EXERCISE INSTRUCTIONS: For this exercise, copy the data exactly and omit any images.

PROVIDED ENTRIES:
..............................

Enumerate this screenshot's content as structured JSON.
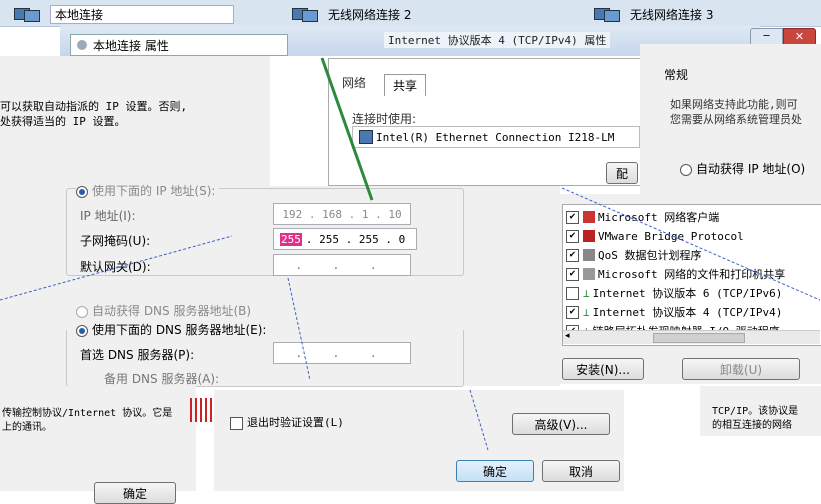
{
  "top_strip": {
    "items": [
      "本地连接",
      "无线网络连接 2",
      "无线网络连接 3"
    ],
    "dialog_title": "Internet 协议版本 4 (TCP/IPv4) 属性",
    "subtitle_left": "本地连接 属性"
  },
  "left_intro": {
    "line1": "可以获取自动指派的 IP 设置。否则,",
    "line2": "处获得适当的 IP 设置。"
  },
  "connection_dialog": {
    "tabs": [
      "网络",
      "共享"
    ],
    "connect_using_label": "连接时使用:",
    "adapter": "Intel(R) Ethernet Connection I218-LM",
    "configure_button": "配"
  },
  "alt_config": {
    "tab_label": "常规",
    "desc_line1": "如果网络支持此功能,则可",
    "desc_line2": "您需要从网络系统管理员处",
    "auto_ip_label": "自动获得 IP 地址(O)"
  },
  "ip_form": {
    "use_ip_label": "使用下面的 IP 地址(S):",
    "ip_label": "IP 地址(I):",
    "ip_value": "192 . 168 . 1 . 10",
    "subnet_label": "子网掩码(U):",
    "subnet_first": "255",
    "subnet_rest": ". 255 . 255 . 0",
    "gateway_label": "默认网关(D):",
    "gateway_value": ". . .",
    "auto_dns_label": "自动获得 DNS 服务器地址(B)",
    "manual_dns_label": "使用下面的 DNS 服务器地址(E):",
    "preferred_dns_label": "首选 DNS 服务器(P):",
    "preferred_dns_value": ". . .",
    "alternate_dns_label": "备用 DNS 服务器(A):"
  },
  "components": {
    "items": [
      {
        "label": "Microsoft 网络客户端",
        "checked": true
      },
      {
        "label": "VMware Bridge Protocol",
        "checked": true
      },
      {
        "label": "QoS 数据包计划程序",
        "checked": true
      },
      {
        "label": "Microsoft 网络的文件和打印机共享",
        "checked": true
      },
      {
        "label": "Internet 协议版本 6 (TCP/IPv6)",
        "checked": false
      },
      {
        "label": "Internet 协议版本 4 (TCP/IPv4)",
        "checked": true
      },
      {
        "label": "链路层拓扑发现映射器 I/O 驱动程序",
        "checked": true
      }
    ],
    "install_button": "安装(N)...",
    "uninstall_button": "卸载(U)"
  },
  "bottom": {
    "left_text1": "传输控制协议/Internet 协议。它是",
    "left_text2": "上的通讯。",
    "validate_label": "退出时验证设置(L)",
    "advanced_button": "高级(V)...",
    "ok_button": "确定",
    "cancel_button": "取消",
    "bottom_ok": "确定",
    "right_text1": "TCP/IP。该协议是",
    "right_text2": "的相互连接的网络"
  },
  "colors": {
    "strip": "#d9e4f1",
    "dialog_bg": "#f0f0f0",
    "highlight": "#e0308a",
    "arrow": "#4060c0",
    "green_line": "#2c8a3c"
  }
}
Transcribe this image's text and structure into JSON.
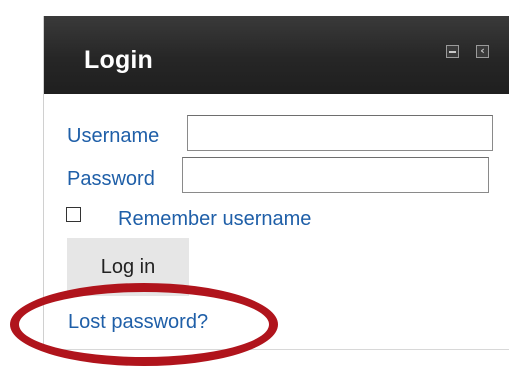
{
  "block": {
    "title": "Login",
    "controls": [
      {
        "icon": "minimize-icon"
      },
      {
        "icon": "dock-left-icon"
      }
    ]
  },
  "form": {
    "username_label": "Username",
    "username_value": "",
    "password_label": "Password",
    "password_value": "",
    "remember_label": "Remember username",
    "remember_checked": false,
    "login_button": "Log in",
    "lost_password_link": "Lost password?"
  },
  "annotation": {
    "type": "highlight-oval",
    "color": "#b0141c"
  },
  "colors": {
    "header_bg": "#262626",
    "link": "#1f5fa8"
  }
}
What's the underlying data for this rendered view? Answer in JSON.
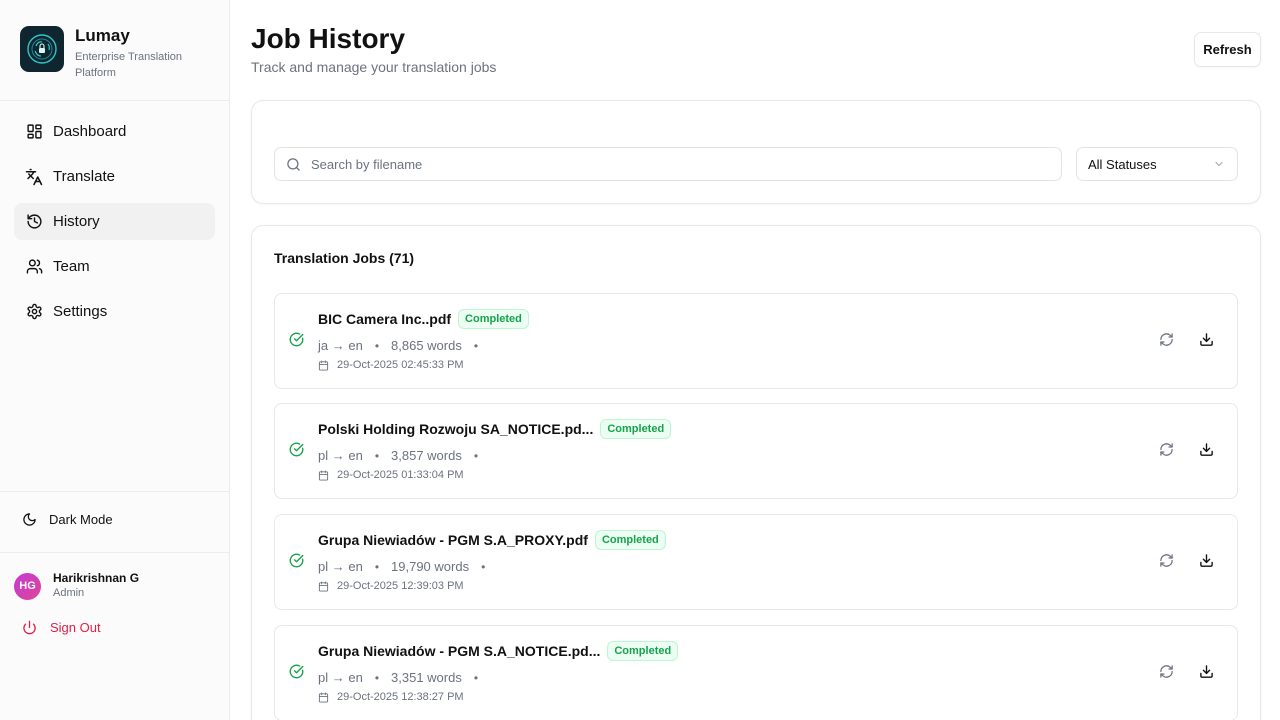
{
  "brand": {
    "name": "Lumay",
    "subtitle": "Enterprise Translation Platform",
    "logo_icon": "lumay-logo"
  },
  "nav": {
    "items": [
      {
        "label": "Dashboard",
        "icon": "dashboard-grid-icon",
        "active": false
      },
      {
        "label": "Translate",
        "icon": "translate-icon",
        "active": false
      },
      {
        "label": "History",
        "icon": "history-icon",
        "active": true
      },
      {
        "label": "Team",
        "icon": "team-icon",
        "active": false
      },
      {
        "label": "Settings",
        "icon": "gear-icon",
        "active": false
      }
    ]
  },
  "sidebar_footer": {
    "dark_mode_label": "Dark Mode",
    "user": {
      "initials": "HG",
      "name": "Harikrishnan G",
      "role": "Admin"
    },
    "sign_out_label": "Sign Out"
  },
  "header": {
    "title": "Job History",
    "subtitle": "Track and manage your translation jobs",
    "refresh_label": "Refresh"
  },
  "filters": {
    "search_placeholder": "Search by filename",
    "search_value": "",
    "status_selected": "All Statuses"
  },
  "jobs": {
    "title": "Translation Jobs (71)",
    "items": [
      {
        "filename": "BIC Camera Inc..pdf",
        "status": "Completed",
        "langs": "ja → en",
        "words": "8,865 words",
        "date": "29-Oct-2025 02:45:33 PM"
      },
      {
        "filename": "Polski Holding Rozwoju SA_NOTICE.pd...",
        "status": "Completed",
        "langs": "pl → en",
        "words": "3,857 words",
        "date": "29-Oct-2025 01:33:04 PM"
      },
      {
        "filename": "Grupa Niewiadów - PGM S.A_PROXY.pdf",
        "status": "Completed",
        "langs": "pl → en",
        "words": "19,790 words",
        "date": "29-Oct-2025 12:39:03 PM"
      },
      {
        "filename": "Grupa Niewiadów - PGM S.A_NOTICE.pd...",
        "status": "Completed",
        "langs": "pl → en",
        "words": "3,351 words",
        "date": "29-Oct-2025 12:38:27 PM"
      }
    ]
  },
  "colors": {
    "accent_red": "#e11d48",
    "status_green": "#16a34a",
    "active_nav_bg": "#f1f1f1"
  }
}
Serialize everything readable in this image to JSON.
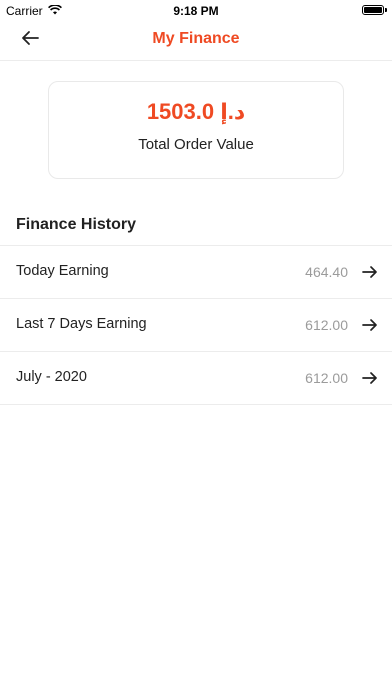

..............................

RESPONSE AREA:
Enumerate this screenshot's content as structured JSON.
{
  "top_strip": {
    "items": [
      "本地连接",
      "无线网络连接 2",
      "无线网络连接 3"
    ],
    "dialog_title": "Internet 协议版本 4 (TCP/IPv4) 属性",
    "subtitle_left": "本地连接 属性"
  },
  "left_intro": {
    "line1": "可以获取自动指派的 IP 设置。否则,",
    "line2": "处获得适当的 IP 设置。"
  },
  "connection_dialog": {
    "tabs": [
      "网络",
      "共享"
    ],
    "connect_using_label": "连接时使用:",
    "adapter": "Intel(R) Ethernet Connection I218-LM",
    "configure_button": "配"
  },
  "alt_config": {
    "tab_label": "常规",
    "desc_line1": "如果网络支持此功能,则可",
    "desc_line2": "您需要从网络系统管理员处",
    "auto_ip_label": "自动获得 IP 地址(O)"
  },
  "ip_form": {
    "use_ip_label": "使用下面的 IP 地址(S):",
    "ip_label": "IP 地址(I):",
    "ip_value": "192 . 168 . 1 . 10",
    "subnet_label": "子网掩码(U):",
    "subnet_first": "255",
    "subnet_rest": ". 255 . 255 . 0",
    "gateway_label": "默认网关(D):",
    "gateway_value": ". . .",
    "auto_dns_label": "自动获得 DNS 服务器地址(B)",
    "manual_dns_label": "使用下面的 DNS 服务器地址(E):",
    "preferred_dns_label": "首选 DNS 服务器(P):",
    "preferred_dns_value": ". . .",
    "alternate_dns_label": "备用 DNS 服务器(A):"
  },
  "components": {
    "items": [
      {
        "label": "Microsoft 网络客户端",
        "checked": true
      },
      {
        "label": "VMware Bridge Protocol",
        "checked": true
      },
      {
        "label": "QoS 数据包计划程序",
        "checked": true
      },
      {
        "label": "Microsoft 网络的文件和打印机共享",
        "checked": true
      },
      {
        "label": "Internet 协议版本 6 (TCP/IPv6)",
        "checked": false
      },
      {
        "label": "Internet 协议版本 4 (TCP/IPv4)",
        "checked": true
      },
      {
        "label": "链路层拓扑发现映射器 I/O 驱动程序",
        "checked": true
      }
    ],
    "install_button": "安装(N)...",
    "uninstall_button": "卸载(U)"
  },
  "bottom": {
    "left_text1": "传输控制协议/Internet 协议。它是",
    "left_text2": "上的通讯。",
    "validate_label": "退出时验证设置(L)",
    "advanced_button": "高级(V)...",
    "ok_button": "确定",
    "cancel_button": "取消",
    "bottom_ok": "确定",
    "right_text1": "TCP/IP。该协议是",
    "right_text2": "的相互连接的网络"
  },
  "colors": {
    "strip": "#d9e4f1",
    "dialog_bg": "#f0f0f0",
    "highlight": "#e0308a",
    "arrow": "#4060c0",
    "green_line": "#2c8a3c"
  }
}
Transcribe this image's text and structure into JSON.
{
  "block": {
    "title": "Login",
    "controls": [
      {
        "icon": "minimize-icon"
      },
      {
        "icon": "dock-left-icon"
      }
    ]
  },
  "form": {
    "username_label": "Username",
    "username_value": "",
    "password_label": "Password",
    "password_value": "",
    "remember_label": "Remember username",
    "remember_checked": false,
    "login_button": "Log in",
    "lost_password_link": "Lost password?"
  },
  "annotation": {
    "type": "highlight-oval",
    "color": "#b0141c"
  },
  "colors": {
    "header_bg": "#262626",
    "link": "#1f5fa8"
  }
}
What's the underlying data for this rendered view? Answer in JSON.
{
  "brand": {
    "name": "Lumay",
    "subtitle": "Enterprise Translation Platform",
    "logo_icon": "lumay-logo"
  },
  "nav": {
    "items": [
      {
        "label": "Dashboard",
        "icon": "dashboard-grid-icon",
        "active": false
      },
      {
        "label": "Translate",
        "icon": "translate-icon",
        "active": false
      },
      {
        "label": "History",
        "icon": "history-icon",
        "active": true
      },
      {
        "label": "Team",
        "icon": "team-icon",
        "active": false
      },
      {
        "label": "Settings",
        "icon": "gear-icon",
        "active": false
      }
    ]
  },
  "sidebar_footer": {
    "dark_mode_label": "Dark Mode",
    "user": {
      "initials": "HG",
      "name": "Harikrishnan G",
      "role": "Admin"
    },
    "sign_out_label": "Sign Out"
  },
  "header": {
    "title": "Job History",
    "subtitle": "Track and manage your translation jobs",
    "refresh_label": "Refresh"
  },
  "filters": {
    "search_placeholder": "Search by filename",
    "search_value": "",
    "status_selected": "All Statuses"
  },
  "jobs": {
    "title": "Translation Jobs (71)",
    "items": [
      {
        "filename": "BIC Camera Inc..pdf",
        "status": "Completed",
        "langs": "ja → en",
        "words": "8,865 words",
        "date": "29-Oct-2025 02:45:33 PM"
      },
      {
        "filename": "Polski Holding Rozwoju SA_NOTICE.pd...",
        "status": "Completed",
        "langs": "pl → en",
        "words": "3,857 words",
        "date": "29-Oct-2025 01:33:04 PM"
      },
      {
        "filename": "Grupa Niewiadów - PGM S.A_PROXY.pdf",
        "status": "Completed",
        "langs": "pl → en",
        "words": "19,790 words",
        "date": "29-Oct-2025 12:39:03 PM"
      },
      {
        "filename": "Grupa Niewiadów - PGM S.A_NOTICE.pd...",
        "status": "Completed",
        "langs": "pl → en",
        "words": "3,351 words",
        "date": "29-Oct-2025 12:38:27 PM"
      }
    ]
  },
  "colors": {
    "accent_red": "#e11d48",
    "status_green": "#16a34a",
    "active_nav_bg": "#f1f1f1"
  }
}
Serialize everything readable in this image to JSON.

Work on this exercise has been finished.